PROBLEM TO WORK ON: Take each line of the material that includes "icon" and copy it.

DATASET EXCERPTS:

--- START ---

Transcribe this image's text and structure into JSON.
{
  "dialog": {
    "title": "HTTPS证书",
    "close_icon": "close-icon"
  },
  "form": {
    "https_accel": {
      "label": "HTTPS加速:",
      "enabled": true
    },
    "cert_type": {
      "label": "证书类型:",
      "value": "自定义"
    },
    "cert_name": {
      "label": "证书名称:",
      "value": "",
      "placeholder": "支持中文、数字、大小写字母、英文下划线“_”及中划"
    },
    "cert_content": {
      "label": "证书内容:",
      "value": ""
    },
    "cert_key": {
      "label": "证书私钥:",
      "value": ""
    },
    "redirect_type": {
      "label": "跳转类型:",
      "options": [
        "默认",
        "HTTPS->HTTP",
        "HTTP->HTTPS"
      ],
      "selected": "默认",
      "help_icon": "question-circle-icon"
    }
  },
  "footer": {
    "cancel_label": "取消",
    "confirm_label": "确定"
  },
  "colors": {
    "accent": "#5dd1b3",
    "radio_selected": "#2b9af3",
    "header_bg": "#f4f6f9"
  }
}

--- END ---

WRITTEN ANSWER:
    "close_icon": "close-icon"
      "help_icon": "question-circle-icon"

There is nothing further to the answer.